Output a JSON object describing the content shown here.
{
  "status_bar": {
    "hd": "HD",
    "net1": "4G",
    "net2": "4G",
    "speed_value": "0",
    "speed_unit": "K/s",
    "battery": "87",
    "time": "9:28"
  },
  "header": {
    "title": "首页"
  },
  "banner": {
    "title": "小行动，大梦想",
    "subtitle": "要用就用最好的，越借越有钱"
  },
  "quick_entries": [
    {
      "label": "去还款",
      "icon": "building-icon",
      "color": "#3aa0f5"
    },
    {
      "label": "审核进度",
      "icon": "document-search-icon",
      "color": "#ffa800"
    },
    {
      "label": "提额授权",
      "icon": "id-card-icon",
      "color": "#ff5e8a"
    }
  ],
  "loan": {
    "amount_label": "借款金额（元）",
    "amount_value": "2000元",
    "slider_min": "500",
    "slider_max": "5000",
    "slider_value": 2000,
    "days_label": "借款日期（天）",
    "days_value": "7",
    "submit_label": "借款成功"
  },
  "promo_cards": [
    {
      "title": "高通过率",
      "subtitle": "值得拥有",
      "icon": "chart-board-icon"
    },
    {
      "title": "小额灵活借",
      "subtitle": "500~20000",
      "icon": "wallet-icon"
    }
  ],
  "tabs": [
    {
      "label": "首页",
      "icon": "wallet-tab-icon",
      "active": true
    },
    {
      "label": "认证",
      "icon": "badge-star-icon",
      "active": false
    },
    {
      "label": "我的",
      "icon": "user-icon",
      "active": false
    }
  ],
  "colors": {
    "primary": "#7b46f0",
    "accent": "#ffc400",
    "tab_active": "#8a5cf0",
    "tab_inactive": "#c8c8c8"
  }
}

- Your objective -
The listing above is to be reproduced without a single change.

- Response area -
Output a JSON object describing the content shown here.
{
  "status_bar": {
    "hd": "HD",
    "net1": "4G",
    "net2": "4G",
    "speed_value": "0",
    "speed_unit": "K/s",
    "battery": "87",
    "time": "9:28"
  },
  "header": {
    "title": "首页"
  },
  "banner": {
    "title": "小行动，大梦想",
    "subtitle": "要用就用最好的，越借越有钱"
  },
  "quick_entries": [
    {
      "label": "去还款",
      "icon": "building-icon",
      "color": "#3aa0f5"
    },
    {
      "label": "审核进度",
      "icon": "document-search-icon",
      "color": "#ffa800"
    },
    {
      "label": "提额授权",
      "icon": "id-card-icon",
      "color": "#ff5e8a"
    }
  ],
  "loan": {
    "amount_label": "借款金额（元）",
    "amount_value": "2000元",
    "slider_min": "500",
    "slider_max": "5000",
    "slider_value": 2000,
    "days_label": "借款日期（天）",
    "days_value": "7",
    "submit_label": "借款成功"
  },
  "promo_cards": [
    {
      "title": "高通过率",
      "subtitle": "值得拥有",
      "icon": "chart-board-icon"
    },
    {
      "title": "小额灵活借",
      "subtitle": "500~20000",
      "icon": "wallet-icon"
    }
  ],
  "tabs": [
    {
      "label": "首页",
      "icon": "wallet-tab-icon",
      "active": true
    },
    {
      "label": "认证",
      "icon": "badge-star-icon",
      "active": false
    },
    {
      "label": "我的",
      "icon": "user-icon",
      "active": false
    }
  ],
  "colors": {
    "primary": "#7b46f0",
    "accent": "#ffc400",
    "tab_active": "#8a5cf0",
    "tab_inactive": "#c8c8c8"
  }
}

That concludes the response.